 Creating the setting that is needed to produce a successful photo shoot contains many variables. My first task was to find the ideal location to produce the shoot and then gather all of the props that set the mood and backdrop.


I took an empty space and designed a small set to feel like a gardener's studio.  For the terrariums, Tovah and I worked closely gathering containers of all shapes and sizes. Together, and with Tovah's expert instruction, we planted miniature landscaped 'green worlds'. Two days of shooting resulted in a fun and instructional video on terrariums! 


Want to plant your own terrarium?. 

video

A Bit of Terrarium History 

The terrarium that we know and appreciate today was invented quite by accident in 1827 by Dr. Nathaniel Ward, a London physician. Dr. Ward had planted a fern rockery on his property, only to find his plantings weren't doing well. However, one fern that had been bottled was thriving. 


Dr. Ward concluded his Wardian case was protecting the delicate ferns from London's polluted air.
Indoor Wardian Case (from Ward's 1852)
By the 1860's, every Victorian home had a 'greenhouse' housing plants here in the United States. Today, the terrarium is still popular and in many homes today, including mine.

For more historical background, click here

Thursday, March 1, 2012

Love Affair with Company C



For years I have had a love affair with Company C rugs, always dazzled by their fabulous designs for the floor.
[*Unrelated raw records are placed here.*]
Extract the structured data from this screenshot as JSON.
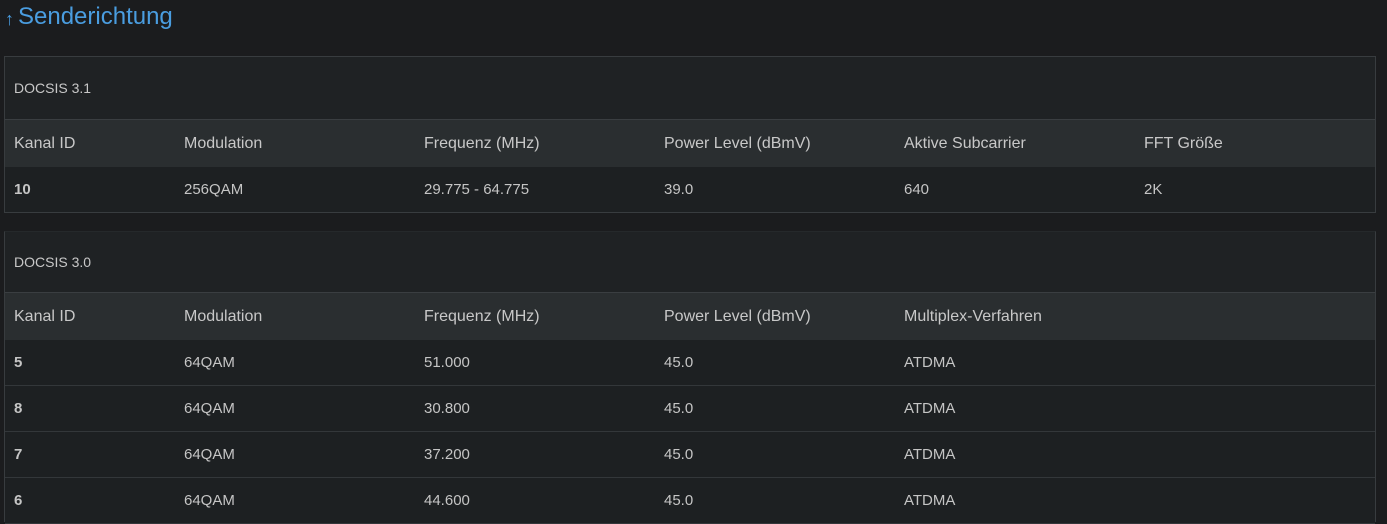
{
  "section": {
    "arrow_icon": "arrow-up-icon",
    "arrow_glyph": "↑",
    "title": "Senderichtung",
    "accent_color": "#4a9de0"
  },
  "docsis31": {
    "title": "DOCSIS 3.1",
    "columns": [
      "Kanal ID",
      "Modulation",
      "Frequenz (MHz)",
      "Power Level (dBmV)",
      "Aktive Subcarrier",
      "FFT Größe"
    ],
    "rows": [
      [
        "10",
        "256QAM",
        "29.775 - 64.775",
        "39.0",
        "640",
        "2K"
      ]
    ]
  },
  "docsis30": {
    "title": "DOCSIS 3.0",
    "columns": [
      "Kanal ID",
      "Modulation",
      "Frequenz (MHz)",
      "Power Level (dBmV)",
      "Multiplex-Verfahren"
    ],
    "rows": [
      [
        "5",
        "64QAM",
        "51.000",
        "45.0",
        "ATDMA"
      ],
      [
        "8",
        "64QAM",
        "30.800",
        "45.0",
        "ATDMA"
      ],
      [
        "7",
        "64QAM",
        "37.200",
        "45.0",
        "ATDMA"
      ],
      [
        "6",
        "64QAM",
        "44.600",
        "45.0",
        "ATDMA"
      ]
    ]
  }
}
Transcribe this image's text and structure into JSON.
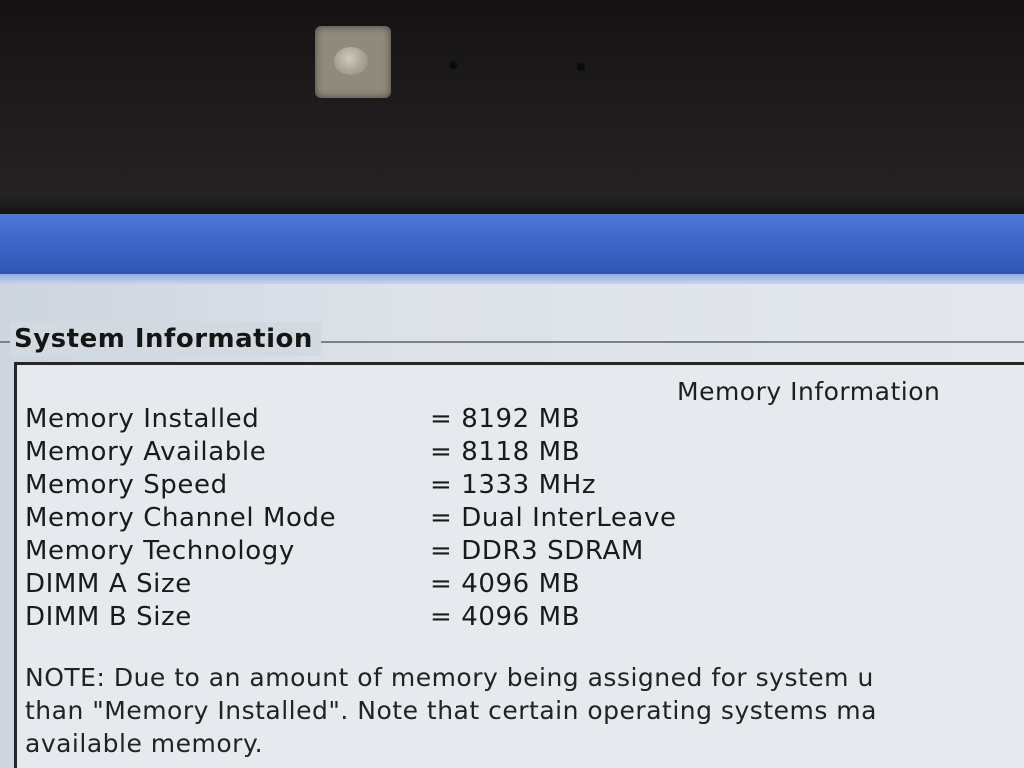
{
  "system_info": {
    "group_title": "System Information",
    "section_heading": "Memory Information",
    "rows": [
      {
        "label": "Memory Installed",
        "value": "= 8192 MB"
      },
      {
        "label": "Memory Available",
        "value": "= 8118 MB"
      },
      {
        "label": "Memory Speed",
        "value": "= 1333 MHz"
      },
      {
        "label": "Memory Channel Mode",
        "value": "= Dual InterLeave"
      },
      {
        "label": "Memory Technology",
        "value": "= DDR3 SDRAM"
      },
      {
        "label": "DIMM A Size",
        "value": "= 4096 MB"
      },
      {
        "label": "DIMM B Size",
        "value": "= 4096 MB"
      }
    ],
    "note_lines": [
      "NOTE: Due to an amount of memory being assigned for system u",
      "than \"Memory Installed\". Note that certain operating systems ma",
      "available memory."
    ]
  },
  "colors": {
    "title_bar": "#3d66c8",
    "panel_background": "#dce1e8",
    "text": "#1a1a1a"
  }
}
So I was thrilled last fall when I started working with Company C as the stylist for this spring 2012 catalog.
Working with photographer Joe Lamere and Chris Chapin and her CC team, my job was to style the new line and make it look stunning in an empty home location we found in Rye, N.H.
Chris and Walter Chapin started Company C in 1994 with rugs as the first product, later adding gorgeous bedding and pillow accessories, but this season a much bigger picture emerged as she added her new furniture line of sofas, chairs, custom fabrics, headboards and more fantastic home accessories.
With the new line of furniture and custom fabrics, you can now achieve the Company C style, designing the entire room from the floor up.
Fearless is the word that comes to mind when describing Chris’s ability to design with color and patterns. A large selection of custom fabrics is at your fingertips to mix and match with the upholstered pieces. I loved creating this cascade of fabrics that shows some of the great choices.

Photos by Joe Lamere Studios
Chris designed this group as a crisp blue and white summer story. The gray-blue textured linen sofa plays so nicely off the patterned Greek key rug. I love the clever addition here of the gray-patterned fabric on the side chairs to bring it all together.
Who wouldn’t love this Island chair! It can be designed with many of the custom fabrics and best of all, the wood can be painted any Benjamin Moore color of your choice. Have fun with that!

The blue and white bedding is dreamy.

I’m totally in a summer mood with this group. The Yellow Parker sofas are fun and a perfect style to use when you need two sofas to enhance your life. This grouping simply makes me happy.
This traditional roll bar sofa with a fantastic selection of fabric choices is the best-selling sofa so far.
Paired up on the pink and green leopard rug and Chris’s awesome pink and green chairs, this group gets the biggest “wow” factor.
The aqua leopard is quite a stunner too!

Published: February 27, 2012 in New England Home Design blog